WHAT THE TASK ASKS
Reproduce all the lines below exactly and omit the images.

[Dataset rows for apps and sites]
↓
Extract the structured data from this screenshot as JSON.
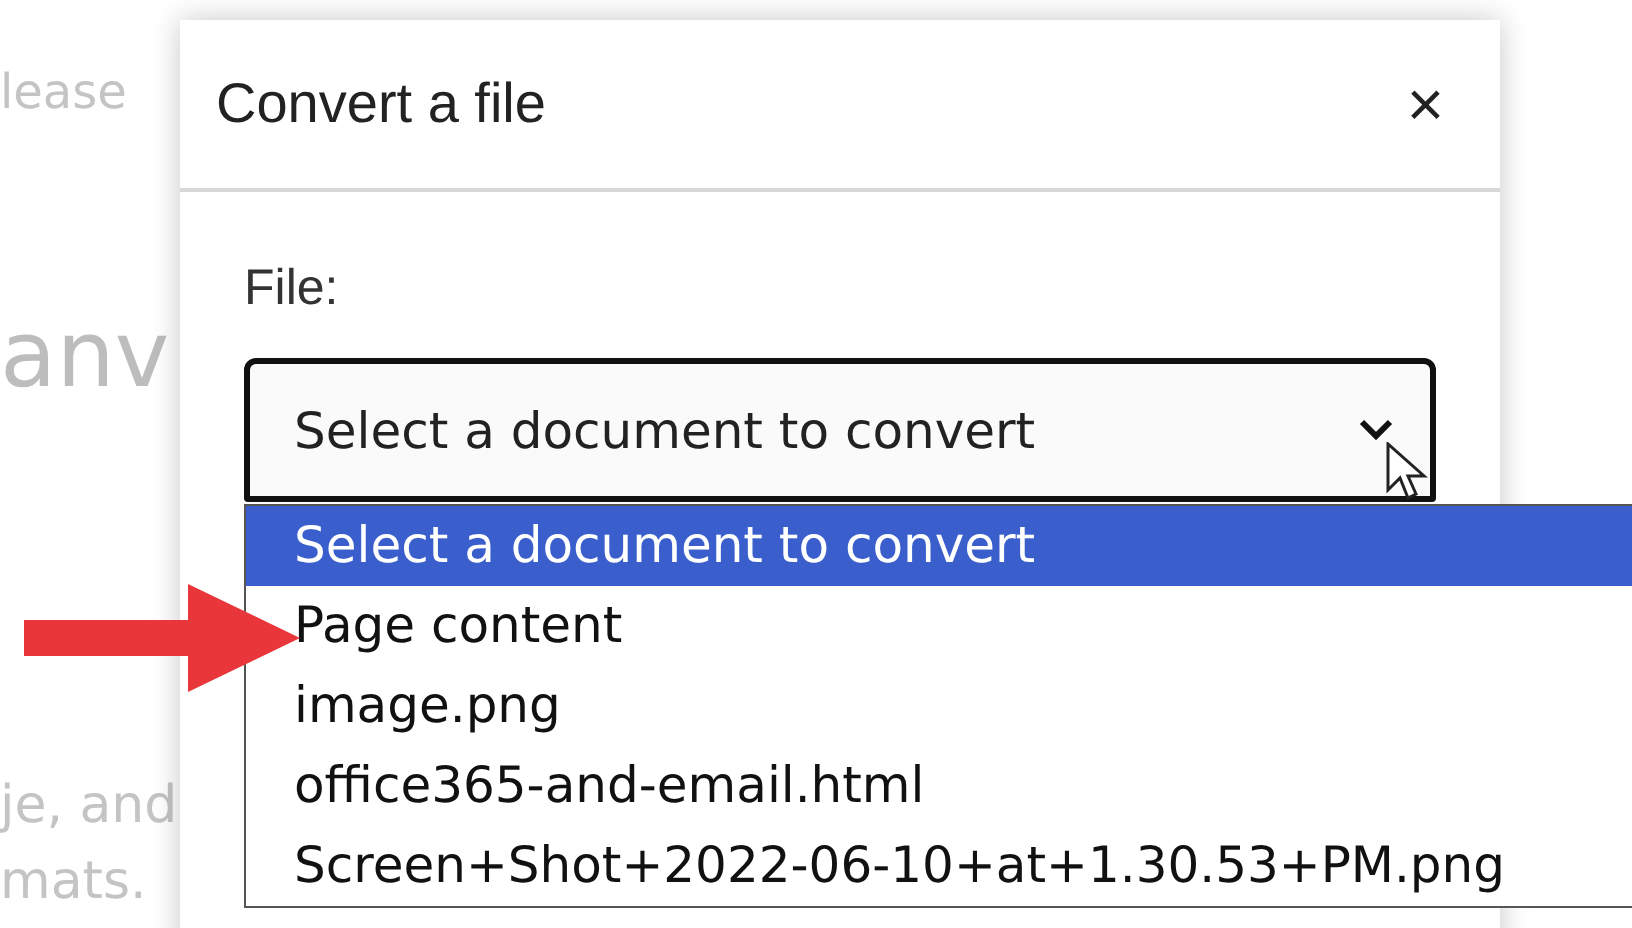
{
  "background_text": [
    "lease",
    "anv",
    "je, and",
    "mats."
  ],
  "dialog": {
    "title": "Convert a file",
    "close": "×",
    "field_label": "File:",
    "select": {
      "value": "Select a document to convert",
      "expanded": true,
      "options": [
        {
          "label": "Select a document to convert",
          "selected": true
        },
        {
          "label": "Page content",
          "selected": false
        },
        {
          "label": "image.png",
          "selected": false
        },
        {
          "label": "office365-and-email.html",
          "selected": false
        },
        {
          "label": "Screen+Shot+2022-06-10+at+1.30.53+PM.png",
          "selected": false
        }
      ]
    }
  }
}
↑
EXPECTED ANSWER
Extract the structured data from this screenshot as JSON.
{
  "background_text": [
    "lease",
    "anv",
    "je, and",
    "mats."
  ],
  "dialog": {
    "title": "Convert a file",
    "close": "×",
    "field_label": "File:",
    "select": {
      "value": "Select a document to convert",
      "expanded": true,
      "options": [
        {
          "label": "Select a document to convert",
          "selected": true
        },
        {
          "label": "Page content",
          "selected": false
        },
        {
          "label": "image.png",
          "selected": false
        },
        {
          "label": "office365-and-email.html",
          "selected": false
        },
        {
          "label": "Screen+Shot+2022-06-10+at+1.30.53+PM.png",
          "selected": false
        }
      ]
    }
  }
}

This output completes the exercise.